President Biden has promised to double the amount of money the United States is providing to help poorer countries deal with climate change.
His speech at the United Nations came a day after Boris Johnson said it was going to be 'tough' to meet climate finance goals in advance of the 26th UN Climate Change Conference (Cop26), which takes place in Glasgow in November.
The developed world had pledged to provide $100bn (£720m) a year by 2020 to poorer countries, to help them cope with climate change, but this has still not been achieved.
What is the money for?
It is going to be hard enough for rich countries to adjust to the need to remove fossil fuels and carbon from their own economies.
But it is going to be a lot more challenging in developing nations, where there is far less money to pay for new infrastructure and technology.
And there are an awful lot of people under threat.
So funding is needed for:
- adaptation - adjusting to the growing effects of climate change
- mitigation - reducing the release of greenhouse gases into the atmosphere
How much has been promised?
As long ago as 2009, the developed world agreed it would provide $100bn a year by 2020 to help poorer countries:
- deal with the effects of climate change
- build greener economies in the future
But, although official figures have not yet been released, an expert report commissioned by the United Nations concludes the target has not been reached - even though a new and more ambitious target is now supposed to be set for 2025.
"The $100bn commitment should be seen as a floor not a ceiling," lead author Amar Bhattacharya, from the Brookings Institution, says.
"Some progress has been made - but a lot more needs to be done."
For many countries, this is the biggest issue to resolve in the run-up to Cop26 - and the very poorest are demanding action.
How far short are the pledges?
It is quite hard to calculate what money should be included in the overall figure, because it is a complicated mix of money from governments, international lenders and private companies.
But the UN and the Organisation for Economic Co-operation and Development (OECD) estimate that by 2019 the figure had reached just over $79bn, only a small increase on the previous year, and they say it won't have got to $100 billion by 2020.
Between 2016 and 2018, 43% of the funding went to Asia, 25% to Africa and 17% to the Americas - a lot of it spent on green energy or transport infrastructure.
Who is not paying enough?
The rich countries recognise they have not yet met the target they set themselves.
"Within the G7 [group of rich countries], the three countries that have been the leaders are Germany, Japan and France in that order," Mr Bhattacharya says.
The UK and Canada are slightly behind them - but the two big laggards are the United States and, in particular, Italy.
In April, the US announced it would double its 2016 climate-finance contributions to $5.7bn by 2024.
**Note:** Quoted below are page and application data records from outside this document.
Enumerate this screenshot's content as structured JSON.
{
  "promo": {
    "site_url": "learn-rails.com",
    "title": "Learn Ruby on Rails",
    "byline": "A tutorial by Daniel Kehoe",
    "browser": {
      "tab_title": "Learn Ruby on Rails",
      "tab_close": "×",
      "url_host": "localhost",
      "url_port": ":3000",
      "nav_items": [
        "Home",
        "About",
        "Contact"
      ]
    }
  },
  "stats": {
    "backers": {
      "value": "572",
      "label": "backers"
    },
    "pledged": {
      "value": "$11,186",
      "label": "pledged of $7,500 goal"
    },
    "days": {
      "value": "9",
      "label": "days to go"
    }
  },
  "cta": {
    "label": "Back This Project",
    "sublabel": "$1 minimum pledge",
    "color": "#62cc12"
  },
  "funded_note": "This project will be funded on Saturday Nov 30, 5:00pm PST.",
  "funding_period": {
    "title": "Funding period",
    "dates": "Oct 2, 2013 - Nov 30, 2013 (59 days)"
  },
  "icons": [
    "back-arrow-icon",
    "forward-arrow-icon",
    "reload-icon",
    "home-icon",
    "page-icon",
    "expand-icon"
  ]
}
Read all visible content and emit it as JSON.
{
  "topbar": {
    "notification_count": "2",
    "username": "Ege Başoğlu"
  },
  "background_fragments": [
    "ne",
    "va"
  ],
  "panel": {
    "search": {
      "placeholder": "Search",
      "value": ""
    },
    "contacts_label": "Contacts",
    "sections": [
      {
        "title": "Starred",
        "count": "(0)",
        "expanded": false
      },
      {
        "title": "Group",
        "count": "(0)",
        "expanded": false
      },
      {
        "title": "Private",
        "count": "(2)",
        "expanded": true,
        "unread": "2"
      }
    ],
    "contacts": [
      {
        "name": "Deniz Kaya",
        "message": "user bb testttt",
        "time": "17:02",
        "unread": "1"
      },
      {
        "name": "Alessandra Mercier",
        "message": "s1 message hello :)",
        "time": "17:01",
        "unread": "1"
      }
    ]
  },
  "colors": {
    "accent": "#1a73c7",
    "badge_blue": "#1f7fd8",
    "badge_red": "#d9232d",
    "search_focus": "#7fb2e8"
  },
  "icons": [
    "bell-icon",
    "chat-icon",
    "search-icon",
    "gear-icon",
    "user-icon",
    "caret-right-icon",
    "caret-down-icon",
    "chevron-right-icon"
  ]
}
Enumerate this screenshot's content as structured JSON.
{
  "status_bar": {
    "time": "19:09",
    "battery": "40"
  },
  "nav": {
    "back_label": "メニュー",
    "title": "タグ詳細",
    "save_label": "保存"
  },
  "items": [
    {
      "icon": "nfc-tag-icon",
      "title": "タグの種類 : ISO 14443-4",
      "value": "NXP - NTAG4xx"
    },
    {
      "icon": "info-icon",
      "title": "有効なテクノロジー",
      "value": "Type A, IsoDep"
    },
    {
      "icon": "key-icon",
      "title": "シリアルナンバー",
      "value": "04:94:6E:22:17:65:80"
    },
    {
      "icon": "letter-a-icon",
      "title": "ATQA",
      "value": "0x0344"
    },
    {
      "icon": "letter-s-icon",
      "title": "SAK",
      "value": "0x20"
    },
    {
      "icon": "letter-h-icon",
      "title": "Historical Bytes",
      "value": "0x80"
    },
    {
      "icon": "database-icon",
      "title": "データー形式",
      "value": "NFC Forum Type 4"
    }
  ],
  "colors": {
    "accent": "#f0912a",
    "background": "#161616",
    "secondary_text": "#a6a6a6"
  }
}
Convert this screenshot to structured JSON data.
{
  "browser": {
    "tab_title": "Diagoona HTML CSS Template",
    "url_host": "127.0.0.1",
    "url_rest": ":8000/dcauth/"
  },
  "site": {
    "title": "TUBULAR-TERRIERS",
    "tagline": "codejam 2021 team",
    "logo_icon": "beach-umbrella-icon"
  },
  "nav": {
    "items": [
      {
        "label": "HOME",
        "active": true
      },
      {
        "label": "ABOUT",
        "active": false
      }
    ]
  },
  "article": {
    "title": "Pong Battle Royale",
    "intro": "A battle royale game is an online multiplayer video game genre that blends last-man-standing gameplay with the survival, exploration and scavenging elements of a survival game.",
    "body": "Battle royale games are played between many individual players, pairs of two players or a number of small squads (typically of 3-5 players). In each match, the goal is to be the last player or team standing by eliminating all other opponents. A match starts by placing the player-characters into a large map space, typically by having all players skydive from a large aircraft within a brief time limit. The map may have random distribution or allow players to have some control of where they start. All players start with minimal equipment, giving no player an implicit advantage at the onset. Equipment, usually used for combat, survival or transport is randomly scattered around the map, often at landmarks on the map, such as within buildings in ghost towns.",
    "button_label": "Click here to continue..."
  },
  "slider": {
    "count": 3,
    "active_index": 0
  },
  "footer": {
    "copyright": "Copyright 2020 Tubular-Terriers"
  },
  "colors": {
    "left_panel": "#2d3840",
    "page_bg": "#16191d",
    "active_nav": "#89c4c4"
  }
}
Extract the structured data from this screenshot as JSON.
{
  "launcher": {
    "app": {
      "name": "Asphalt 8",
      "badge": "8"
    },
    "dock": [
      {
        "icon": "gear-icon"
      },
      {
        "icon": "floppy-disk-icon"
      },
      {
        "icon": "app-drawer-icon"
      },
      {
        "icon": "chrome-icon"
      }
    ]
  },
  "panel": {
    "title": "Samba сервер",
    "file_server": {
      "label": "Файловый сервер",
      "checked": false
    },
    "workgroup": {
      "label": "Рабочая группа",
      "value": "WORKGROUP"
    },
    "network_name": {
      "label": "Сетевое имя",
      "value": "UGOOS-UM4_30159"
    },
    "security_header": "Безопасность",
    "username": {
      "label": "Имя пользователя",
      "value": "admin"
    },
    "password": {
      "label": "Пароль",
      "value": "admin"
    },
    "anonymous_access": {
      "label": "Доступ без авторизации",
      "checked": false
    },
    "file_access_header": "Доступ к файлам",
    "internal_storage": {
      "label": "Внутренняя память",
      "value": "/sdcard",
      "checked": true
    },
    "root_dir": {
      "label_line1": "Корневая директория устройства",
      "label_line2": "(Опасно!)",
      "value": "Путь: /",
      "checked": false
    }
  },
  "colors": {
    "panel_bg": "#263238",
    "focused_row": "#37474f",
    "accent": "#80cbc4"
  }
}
In his UN speech, President Biden said he would go further.
"Today I'm proud to announce that we will work with the [US] Congress to double that number again. This will make the United States the leader in public climate finance".
Critics point out that even if another $5.7bn is approved, it is still a relatively modest amount given the size of the US economy.
Meanwhile, Italy provides only about $0.6bn per year.
Both countries have signed up to a big push to increase the overall amount of money provided, but - as Mr Biden acknowledged - that will need domestic political approval.
Ministers from Germany and Canada have already been tasked with developing a "credible delivery plan" to make sure the $100bn figure is achieved. But experts say that should be only the beginning.
Dr Alina Averchenkova, from the Grantham Research Institute on Climate Change and the Environment, says: "$100bn isn't going to do it - we need to move trillions in both public and private money.
"The pandemic has shown us it can be done when there is the political will.
"Unfortunately, climate change is quickly becoming the same kind of emergency - and it will be with us for the long term."
Are there any strings attached to the money?
Yes. By 2018, about three-quarters of the government money made available for climate action in developing countries was in the form of loans that need to be paid back, rather than grants that do not.
And that is a big problem in countries, many already heavily in debt, where Covid has made access to international funds even more pressing.
"Developing countries cannot just rely on loans, so it is going to be really important that more climate finance is provided in grants," Dr Averchenkova says.
"It's never going to be the whole amount - but it needs to be more."
So it is the quality as well as the quantity of funding that matters.
And the message from the world's poorer countries is pretty simple - if you want ambitious climate targets, you are going to have to pay for them.